Designed to be composed of things we all know well, yet moving right away from both meat and processed foods and meat, to combat rising levels of heart disease and diabetes.
Meat consumption, worldwide, is a key environmental issue, America alone devoting seven tenths of agricultural land to livestock foodstuffs. Since huge amounts of water resources are also needed, the reasons for the clearance of large amounts of rain forest become clearer.
Pesticides and fertilisers in large volumes end up in waterways. The Livewell plate diet aims to reduce meat consumption, though the overall aim is the streamlining and simplification of choice for consumers, increasingly baffled by the minefield that eco-conscious shopping has become.
Many people simply feel overwhelmed by information over what to buy, labels endlessly confusing for shoppers with too little time to make informed choices. Livewell researchers kept the diet simple, taking full account of proper nutrition, fully considering environmental concerns and keeping the price down at just under £29 per person per week.
The simple message is that eating a little less meat and dairy, and bulking out the diet with more vegetables and whole grains can give ou all that you need. There is little doubt that food production as it now stands is helping pollute the planet and add to greenhouse gases.
By 2050, nearly 9billion humans will need feeding, and where wars were once about oil, fights over water and farmland will increase dramatically, so sustainable eating will be the most sensible way forward, if only it can be generally accepted and adopted.

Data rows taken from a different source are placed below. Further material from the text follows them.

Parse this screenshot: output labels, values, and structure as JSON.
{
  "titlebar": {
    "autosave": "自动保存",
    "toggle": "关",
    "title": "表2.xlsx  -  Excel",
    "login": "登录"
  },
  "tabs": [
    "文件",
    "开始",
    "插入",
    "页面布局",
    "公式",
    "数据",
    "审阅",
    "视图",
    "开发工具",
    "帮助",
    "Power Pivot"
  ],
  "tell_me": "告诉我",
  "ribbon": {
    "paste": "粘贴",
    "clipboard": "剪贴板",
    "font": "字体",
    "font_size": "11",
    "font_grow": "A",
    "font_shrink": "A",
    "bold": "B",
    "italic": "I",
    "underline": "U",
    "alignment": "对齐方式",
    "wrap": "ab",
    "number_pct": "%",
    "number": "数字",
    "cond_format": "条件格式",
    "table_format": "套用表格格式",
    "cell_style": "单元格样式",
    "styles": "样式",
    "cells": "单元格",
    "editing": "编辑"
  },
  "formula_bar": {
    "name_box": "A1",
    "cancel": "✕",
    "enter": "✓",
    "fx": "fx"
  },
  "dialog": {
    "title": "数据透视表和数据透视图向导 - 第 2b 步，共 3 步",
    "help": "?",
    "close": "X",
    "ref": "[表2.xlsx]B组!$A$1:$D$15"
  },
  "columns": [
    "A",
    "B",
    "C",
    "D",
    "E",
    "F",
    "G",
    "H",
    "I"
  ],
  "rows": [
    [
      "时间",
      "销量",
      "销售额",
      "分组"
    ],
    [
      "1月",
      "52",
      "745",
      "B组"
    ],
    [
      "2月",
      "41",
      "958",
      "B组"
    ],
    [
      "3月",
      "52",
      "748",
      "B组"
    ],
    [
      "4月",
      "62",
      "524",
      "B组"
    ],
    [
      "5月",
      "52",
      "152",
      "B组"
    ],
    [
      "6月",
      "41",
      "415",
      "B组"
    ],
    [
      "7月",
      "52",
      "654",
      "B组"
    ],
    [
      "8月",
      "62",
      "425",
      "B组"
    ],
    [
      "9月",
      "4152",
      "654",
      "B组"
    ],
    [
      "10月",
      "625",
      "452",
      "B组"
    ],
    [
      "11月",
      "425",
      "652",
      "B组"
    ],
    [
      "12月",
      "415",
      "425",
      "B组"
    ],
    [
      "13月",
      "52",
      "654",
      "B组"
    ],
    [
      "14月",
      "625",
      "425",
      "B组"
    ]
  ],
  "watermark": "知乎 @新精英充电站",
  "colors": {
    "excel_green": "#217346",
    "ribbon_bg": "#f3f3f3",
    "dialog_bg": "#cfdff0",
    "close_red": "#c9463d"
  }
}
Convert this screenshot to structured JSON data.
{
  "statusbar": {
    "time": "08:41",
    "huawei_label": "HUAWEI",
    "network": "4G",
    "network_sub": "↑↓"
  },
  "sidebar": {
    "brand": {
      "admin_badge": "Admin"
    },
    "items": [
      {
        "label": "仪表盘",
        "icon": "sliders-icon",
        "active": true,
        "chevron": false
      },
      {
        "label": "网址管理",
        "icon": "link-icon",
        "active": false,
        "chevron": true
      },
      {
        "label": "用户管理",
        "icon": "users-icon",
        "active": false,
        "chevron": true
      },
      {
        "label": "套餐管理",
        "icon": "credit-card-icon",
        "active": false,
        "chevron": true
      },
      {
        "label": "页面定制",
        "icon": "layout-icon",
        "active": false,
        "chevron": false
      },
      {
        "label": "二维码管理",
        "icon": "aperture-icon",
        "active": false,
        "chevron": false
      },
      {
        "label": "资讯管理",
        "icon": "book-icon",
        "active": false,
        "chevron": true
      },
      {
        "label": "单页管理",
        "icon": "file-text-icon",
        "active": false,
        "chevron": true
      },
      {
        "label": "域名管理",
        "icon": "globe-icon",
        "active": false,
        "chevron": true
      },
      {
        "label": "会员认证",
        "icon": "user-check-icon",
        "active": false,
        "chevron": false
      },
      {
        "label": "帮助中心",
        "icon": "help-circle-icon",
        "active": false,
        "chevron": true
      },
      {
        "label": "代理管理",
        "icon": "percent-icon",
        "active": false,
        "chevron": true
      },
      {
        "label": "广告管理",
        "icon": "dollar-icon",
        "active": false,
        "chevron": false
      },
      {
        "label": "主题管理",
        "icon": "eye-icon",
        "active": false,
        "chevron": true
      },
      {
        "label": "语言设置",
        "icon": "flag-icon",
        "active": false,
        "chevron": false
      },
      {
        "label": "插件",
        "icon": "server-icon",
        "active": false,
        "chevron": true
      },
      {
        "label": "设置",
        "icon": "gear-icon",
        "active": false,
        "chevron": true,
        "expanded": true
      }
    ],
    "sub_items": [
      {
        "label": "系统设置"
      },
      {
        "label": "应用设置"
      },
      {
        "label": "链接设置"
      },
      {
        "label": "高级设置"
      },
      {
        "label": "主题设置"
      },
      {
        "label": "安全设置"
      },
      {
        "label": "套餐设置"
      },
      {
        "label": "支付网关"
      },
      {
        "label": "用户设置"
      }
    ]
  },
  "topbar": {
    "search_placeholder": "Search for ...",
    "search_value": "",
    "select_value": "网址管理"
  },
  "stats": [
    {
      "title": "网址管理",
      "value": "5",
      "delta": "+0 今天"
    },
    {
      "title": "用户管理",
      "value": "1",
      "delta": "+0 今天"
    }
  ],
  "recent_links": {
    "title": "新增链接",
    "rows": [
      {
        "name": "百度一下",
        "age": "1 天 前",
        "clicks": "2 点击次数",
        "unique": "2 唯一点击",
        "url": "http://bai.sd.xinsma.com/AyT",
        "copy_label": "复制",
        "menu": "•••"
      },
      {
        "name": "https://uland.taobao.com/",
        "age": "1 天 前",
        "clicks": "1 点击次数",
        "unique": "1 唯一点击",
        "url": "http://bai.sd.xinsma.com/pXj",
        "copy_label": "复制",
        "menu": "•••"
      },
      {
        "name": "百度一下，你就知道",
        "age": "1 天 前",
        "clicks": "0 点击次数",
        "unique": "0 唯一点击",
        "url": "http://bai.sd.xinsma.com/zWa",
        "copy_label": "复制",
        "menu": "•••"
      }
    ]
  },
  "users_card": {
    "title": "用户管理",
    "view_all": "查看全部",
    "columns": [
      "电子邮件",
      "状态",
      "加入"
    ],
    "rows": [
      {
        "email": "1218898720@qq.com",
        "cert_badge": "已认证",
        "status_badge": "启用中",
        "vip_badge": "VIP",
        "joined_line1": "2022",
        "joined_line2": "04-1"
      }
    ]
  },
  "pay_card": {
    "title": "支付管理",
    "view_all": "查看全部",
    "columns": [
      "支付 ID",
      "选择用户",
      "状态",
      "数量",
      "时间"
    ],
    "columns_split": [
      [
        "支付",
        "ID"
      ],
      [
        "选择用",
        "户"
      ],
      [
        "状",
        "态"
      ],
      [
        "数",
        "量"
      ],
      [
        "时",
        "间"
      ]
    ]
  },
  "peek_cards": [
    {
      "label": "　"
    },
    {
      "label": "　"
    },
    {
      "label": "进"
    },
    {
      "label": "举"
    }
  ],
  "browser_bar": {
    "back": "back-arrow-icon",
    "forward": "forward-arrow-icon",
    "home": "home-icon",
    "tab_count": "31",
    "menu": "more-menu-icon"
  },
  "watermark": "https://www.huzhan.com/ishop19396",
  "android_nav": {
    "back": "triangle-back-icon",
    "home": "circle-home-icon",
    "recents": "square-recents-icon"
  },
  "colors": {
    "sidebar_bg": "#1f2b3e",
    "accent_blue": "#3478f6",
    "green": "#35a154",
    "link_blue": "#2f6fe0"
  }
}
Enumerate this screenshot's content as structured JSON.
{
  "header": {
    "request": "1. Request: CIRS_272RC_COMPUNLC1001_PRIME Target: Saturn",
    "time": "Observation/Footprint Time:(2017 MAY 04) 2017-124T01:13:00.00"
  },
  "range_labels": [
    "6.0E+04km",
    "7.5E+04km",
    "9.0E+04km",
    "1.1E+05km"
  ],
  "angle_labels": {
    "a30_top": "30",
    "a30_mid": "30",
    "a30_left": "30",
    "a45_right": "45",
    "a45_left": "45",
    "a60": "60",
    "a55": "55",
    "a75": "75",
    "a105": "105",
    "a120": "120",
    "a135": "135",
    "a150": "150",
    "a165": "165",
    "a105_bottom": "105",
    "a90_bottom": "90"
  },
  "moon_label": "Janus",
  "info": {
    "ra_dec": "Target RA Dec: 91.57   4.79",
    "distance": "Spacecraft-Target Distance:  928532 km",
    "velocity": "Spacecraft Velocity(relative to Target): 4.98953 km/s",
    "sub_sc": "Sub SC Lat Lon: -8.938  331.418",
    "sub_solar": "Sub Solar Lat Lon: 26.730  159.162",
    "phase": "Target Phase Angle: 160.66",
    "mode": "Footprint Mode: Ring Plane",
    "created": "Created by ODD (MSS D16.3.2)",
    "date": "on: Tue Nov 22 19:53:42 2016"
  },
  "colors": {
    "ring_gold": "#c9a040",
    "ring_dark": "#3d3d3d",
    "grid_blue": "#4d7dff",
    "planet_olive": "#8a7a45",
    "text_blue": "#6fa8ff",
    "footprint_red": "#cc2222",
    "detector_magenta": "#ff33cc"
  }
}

However, exploding Asian economies like China are seeing where beef consumption accelerating, simply because meat-eating is a status symbol. While we in the west can see the writing on the wall, others may choose to ignore it.